EXTRACTED RECORDS:
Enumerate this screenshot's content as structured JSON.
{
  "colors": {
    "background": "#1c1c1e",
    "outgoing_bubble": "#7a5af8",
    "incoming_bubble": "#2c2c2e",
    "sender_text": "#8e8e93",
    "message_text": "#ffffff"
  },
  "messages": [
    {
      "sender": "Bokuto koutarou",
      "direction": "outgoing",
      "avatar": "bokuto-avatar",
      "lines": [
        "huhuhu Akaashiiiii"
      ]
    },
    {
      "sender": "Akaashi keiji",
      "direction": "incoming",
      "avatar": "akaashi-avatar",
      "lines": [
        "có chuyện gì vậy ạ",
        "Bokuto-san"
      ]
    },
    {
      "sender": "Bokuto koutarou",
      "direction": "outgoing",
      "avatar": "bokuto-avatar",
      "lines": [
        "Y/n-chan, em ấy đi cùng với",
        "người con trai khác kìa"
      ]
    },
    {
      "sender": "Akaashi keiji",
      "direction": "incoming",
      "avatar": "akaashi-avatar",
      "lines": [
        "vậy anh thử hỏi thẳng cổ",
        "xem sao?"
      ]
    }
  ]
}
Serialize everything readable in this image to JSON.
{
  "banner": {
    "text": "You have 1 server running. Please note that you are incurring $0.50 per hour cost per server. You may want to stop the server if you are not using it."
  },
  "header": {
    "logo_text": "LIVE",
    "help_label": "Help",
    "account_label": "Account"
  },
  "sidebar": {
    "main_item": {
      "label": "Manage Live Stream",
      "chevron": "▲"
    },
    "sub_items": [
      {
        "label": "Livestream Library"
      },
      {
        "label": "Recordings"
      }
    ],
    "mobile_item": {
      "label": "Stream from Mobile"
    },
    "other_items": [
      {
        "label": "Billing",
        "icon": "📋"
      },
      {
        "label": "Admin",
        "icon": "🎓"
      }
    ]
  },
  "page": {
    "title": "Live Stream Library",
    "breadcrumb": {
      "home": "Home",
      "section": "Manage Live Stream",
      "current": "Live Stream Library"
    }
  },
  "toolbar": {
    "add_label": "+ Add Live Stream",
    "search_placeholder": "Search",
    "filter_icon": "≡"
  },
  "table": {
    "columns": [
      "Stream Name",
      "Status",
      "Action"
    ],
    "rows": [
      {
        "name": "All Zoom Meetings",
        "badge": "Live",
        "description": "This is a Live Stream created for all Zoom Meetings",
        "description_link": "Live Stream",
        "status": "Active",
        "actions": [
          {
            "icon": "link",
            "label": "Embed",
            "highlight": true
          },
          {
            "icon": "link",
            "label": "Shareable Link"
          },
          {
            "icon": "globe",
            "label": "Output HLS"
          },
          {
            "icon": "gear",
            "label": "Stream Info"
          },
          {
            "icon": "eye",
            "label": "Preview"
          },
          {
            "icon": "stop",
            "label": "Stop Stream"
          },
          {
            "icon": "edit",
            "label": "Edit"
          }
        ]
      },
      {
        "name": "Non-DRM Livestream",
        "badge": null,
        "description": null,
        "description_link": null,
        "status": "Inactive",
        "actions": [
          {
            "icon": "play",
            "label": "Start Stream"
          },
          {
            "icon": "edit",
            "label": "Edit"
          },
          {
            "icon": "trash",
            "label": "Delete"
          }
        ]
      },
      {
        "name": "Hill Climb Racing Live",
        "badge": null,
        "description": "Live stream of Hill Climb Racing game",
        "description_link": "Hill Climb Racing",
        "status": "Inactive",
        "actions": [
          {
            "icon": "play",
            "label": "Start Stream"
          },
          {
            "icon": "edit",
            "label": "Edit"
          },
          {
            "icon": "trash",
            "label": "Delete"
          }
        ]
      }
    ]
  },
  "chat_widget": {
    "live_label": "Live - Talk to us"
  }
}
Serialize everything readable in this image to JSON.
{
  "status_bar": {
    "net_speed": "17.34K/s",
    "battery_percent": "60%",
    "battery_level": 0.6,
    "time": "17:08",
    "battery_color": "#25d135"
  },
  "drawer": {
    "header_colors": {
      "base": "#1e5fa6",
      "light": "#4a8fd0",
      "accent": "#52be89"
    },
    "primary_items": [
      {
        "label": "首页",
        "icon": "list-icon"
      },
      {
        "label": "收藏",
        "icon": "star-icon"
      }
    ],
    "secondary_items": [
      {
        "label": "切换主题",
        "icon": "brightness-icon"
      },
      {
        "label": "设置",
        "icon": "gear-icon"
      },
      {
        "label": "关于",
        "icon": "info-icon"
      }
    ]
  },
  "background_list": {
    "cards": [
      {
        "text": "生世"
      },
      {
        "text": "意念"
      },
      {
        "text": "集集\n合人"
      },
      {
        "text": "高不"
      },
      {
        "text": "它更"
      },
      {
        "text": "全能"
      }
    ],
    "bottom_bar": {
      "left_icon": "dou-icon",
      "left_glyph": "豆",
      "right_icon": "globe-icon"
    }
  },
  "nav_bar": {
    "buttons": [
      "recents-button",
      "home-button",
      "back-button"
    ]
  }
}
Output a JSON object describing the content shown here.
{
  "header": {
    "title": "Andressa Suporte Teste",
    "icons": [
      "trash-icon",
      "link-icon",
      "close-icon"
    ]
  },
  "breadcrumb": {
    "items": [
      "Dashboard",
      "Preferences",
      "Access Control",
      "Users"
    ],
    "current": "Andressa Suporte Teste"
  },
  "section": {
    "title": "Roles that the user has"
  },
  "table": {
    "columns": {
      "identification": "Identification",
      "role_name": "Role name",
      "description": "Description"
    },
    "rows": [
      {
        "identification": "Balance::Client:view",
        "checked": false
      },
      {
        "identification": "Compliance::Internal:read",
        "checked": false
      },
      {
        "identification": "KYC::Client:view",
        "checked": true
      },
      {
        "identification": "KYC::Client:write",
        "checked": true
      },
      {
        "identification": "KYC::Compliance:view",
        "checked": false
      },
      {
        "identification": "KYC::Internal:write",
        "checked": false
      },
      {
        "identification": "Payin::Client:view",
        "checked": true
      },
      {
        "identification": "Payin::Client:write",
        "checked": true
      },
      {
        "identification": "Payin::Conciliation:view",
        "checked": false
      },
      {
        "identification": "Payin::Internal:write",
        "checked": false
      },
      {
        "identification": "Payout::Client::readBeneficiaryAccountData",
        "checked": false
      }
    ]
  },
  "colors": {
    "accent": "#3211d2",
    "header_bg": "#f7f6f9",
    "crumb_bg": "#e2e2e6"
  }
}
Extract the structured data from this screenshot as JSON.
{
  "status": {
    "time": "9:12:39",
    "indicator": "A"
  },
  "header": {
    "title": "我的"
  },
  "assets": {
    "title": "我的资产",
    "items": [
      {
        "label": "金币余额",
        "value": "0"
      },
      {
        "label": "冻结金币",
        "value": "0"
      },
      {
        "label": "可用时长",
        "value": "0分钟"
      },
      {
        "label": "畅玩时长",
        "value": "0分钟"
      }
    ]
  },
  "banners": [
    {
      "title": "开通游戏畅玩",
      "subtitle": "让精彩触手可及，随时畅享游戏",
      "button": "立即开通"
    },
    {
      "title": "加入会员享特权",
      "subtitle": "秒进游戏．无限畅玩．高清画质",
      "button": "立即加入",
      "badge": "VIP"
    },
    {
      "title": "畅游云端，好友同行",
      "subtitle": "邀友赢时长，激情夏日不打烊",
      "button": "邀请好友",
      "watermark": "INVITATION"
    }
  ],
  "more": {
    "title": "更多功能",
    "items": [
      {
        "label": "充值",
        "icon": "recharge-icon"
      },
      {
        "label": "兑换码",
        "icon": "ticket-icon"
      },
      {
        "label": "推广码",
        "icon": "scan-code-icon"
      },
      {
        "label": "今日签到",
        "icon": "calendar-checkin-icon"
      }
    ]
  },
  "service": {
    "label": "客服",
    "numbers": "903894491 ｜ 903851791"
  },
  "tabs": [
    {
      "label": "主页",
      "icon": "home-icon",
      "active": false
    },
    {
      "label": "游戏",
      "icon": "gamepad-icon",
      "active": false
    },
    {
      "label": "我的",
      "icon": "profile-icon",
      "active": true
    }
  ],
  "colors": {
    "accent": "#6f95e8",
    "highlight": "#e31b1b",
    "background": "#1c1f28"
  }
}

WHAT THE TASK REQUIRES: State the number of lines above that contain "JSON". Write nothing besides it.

ANSWER AREA: 5